End user requirements
Three user groups are working in parallel to come up with an agreement on the information needed by each agency. If there is a call concerning a fire the police don’t need to know what kind of fire it is. But the fire brigade have around 20 ways of categorising a fire. So, establishing common working practices for what each agency needs is going to be quite complex.
Operational and commercial groups were due to meet at the British APCO 2013 show in Manchester at the end of April, where the user requirements were brought before the technical people, so they can begin work on writing the standard.
Lampard makes the point that no agency is being asked to wait until the standard is established. For example, following the collapse of the Fire Control project, the Fire and Rescue Services have all been given funding to update their command and control systems. As electronic information exchange is critical to what they want to do, they will press ahead with that on their own.
‘We are not preventing anyone moving ahead or asking them to wait for us to come up with the standard,’ says Lampard. ‘But at least we all know the path now, so the fire service knows the context of where we are trying to get to and it is the same in Wales.’
Lampard says that everyone is signed up including CFOA, ACPO, AACE, the Cabinet Office, Department of Health and DCLG. JESIP (Joint Emergency Service Interoperability Programme) – which has two years of government funding to help establish better ways of joint working between the emergency services – will also be supporting the DEIT project. Electronic data exchange is not part of what JESIP was set up to do, but it will support it and recommend ways to go forwards.
Underpinning the whole process, for a whole host of considerations including funding issues, is the need not to reinvent the wheel and to introduce electronic data exchange between public safety partners one step at a time. This means harnessing existing technology
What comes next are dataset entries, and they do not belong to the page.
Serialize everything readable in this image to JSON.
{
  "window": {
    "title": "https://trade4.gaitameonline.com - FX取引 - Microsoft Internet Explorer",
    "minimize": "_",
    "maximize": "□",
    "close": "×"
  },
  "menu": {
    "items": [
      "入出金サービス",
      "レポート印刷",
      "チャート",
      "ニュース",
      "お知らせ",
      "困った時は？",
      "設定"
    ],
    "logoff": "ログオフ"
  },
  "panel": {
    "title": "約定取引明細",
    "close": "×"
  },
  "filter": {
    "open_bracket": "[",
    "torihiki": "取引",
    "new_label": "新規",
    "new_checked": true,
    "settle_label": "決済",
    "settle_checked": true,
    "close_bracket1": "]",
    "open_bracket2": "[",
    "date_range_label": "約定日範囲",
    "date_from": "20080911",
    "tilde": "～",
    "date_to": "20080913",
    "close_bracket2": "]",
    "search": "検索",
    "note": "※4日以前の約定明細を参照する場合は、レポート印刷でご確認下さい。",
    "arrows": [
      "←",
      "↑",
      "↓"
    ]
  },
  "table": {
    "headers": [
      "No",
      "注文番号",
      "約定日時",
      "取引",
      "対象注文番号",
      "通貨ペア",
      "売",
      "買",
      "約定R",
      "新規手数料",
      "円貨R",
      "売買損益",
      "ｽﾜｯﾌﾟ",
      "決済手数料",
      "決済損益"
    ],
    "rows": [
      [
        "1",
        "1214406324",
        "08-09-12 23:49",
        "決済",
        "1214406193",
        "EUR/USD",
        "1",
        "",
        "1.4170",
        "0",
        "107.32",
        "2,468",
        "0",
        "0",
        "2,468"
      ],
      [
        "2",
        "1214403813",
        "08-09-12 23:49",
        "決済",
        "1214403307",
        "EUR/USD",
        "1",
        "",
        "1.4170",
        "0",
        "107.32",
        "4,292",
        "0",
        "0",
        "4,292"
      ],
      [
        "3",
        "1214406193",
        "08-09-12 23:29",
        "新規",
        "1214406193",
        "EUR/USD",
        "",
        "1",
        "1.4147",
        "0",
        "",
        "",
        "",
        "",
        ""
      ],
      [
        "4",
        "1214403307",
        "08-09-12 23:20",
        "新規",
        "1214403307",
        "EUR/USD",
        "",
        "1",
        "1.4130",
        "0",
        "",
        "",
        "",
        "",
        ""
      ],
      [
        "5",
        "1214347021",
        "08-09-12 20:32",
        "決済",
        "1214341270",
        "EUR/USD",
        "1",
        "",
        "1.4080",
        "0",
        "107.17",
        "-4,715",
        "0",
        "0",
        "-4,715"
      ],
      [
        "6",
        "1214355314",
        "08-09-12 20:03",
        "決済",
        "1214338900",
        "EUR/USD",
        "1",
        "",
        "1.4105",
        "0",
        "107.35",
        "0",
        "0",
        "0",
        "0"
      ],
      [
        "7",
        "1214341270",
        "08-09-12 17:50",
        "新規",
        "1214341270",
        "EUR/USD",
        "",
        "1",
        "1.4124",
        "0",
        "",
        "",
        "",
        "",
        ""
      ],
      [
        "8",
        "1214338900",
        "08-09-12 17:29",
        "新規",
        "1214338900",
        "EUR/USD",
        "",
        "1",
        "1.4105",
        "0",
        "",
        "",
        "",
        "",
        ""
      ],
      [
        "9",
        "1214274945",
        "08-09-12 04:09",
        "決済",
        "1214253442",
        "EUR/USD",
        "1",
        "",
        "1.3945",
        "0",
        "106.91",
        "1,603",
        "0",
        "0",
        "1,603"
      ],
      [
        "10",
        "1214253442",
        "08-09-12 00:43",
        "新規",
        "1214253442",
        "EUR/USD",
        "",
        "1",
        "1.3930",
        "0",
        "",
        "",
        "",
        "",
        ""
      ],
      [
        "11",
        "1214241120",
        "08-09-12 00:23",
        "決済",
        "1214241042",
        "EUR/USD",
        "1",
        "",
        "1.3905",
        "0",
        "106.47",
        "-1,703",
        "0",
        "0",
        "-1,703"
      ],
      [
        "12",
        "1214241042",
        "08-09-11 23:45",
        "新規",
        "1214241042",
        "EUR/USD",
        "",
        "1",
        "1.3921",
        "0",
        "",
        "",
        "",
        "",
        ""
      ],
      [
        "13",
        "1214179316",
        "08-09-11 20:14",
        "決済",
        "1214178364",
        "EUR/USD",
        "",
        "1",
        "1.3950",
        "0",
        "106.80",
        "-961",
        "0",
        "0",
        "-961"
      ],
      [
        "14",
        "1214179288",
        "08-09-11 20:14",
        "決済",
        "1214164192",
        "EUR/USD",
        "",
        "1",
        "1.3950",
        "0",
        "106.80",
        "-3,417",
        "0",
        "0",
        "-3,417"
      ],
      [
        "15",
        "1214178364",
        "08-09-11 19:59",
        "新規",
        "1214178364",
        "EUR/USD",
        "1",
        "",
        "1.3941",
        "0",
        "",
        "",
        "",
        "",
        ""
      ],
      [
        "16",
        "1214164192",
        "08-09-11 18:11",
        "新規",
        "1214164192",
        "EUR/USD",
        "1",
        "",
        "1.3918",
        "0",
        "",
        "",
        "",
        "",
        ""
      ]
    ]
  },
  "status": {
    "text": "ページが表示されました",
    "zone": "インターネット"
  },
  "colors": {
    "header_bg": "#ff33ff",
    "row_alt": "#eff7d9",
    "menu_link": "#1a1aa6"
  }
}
and legacy systems to keep costs down and to not overwhelm public safety agencies by attempting a big bang style technological and procedural change.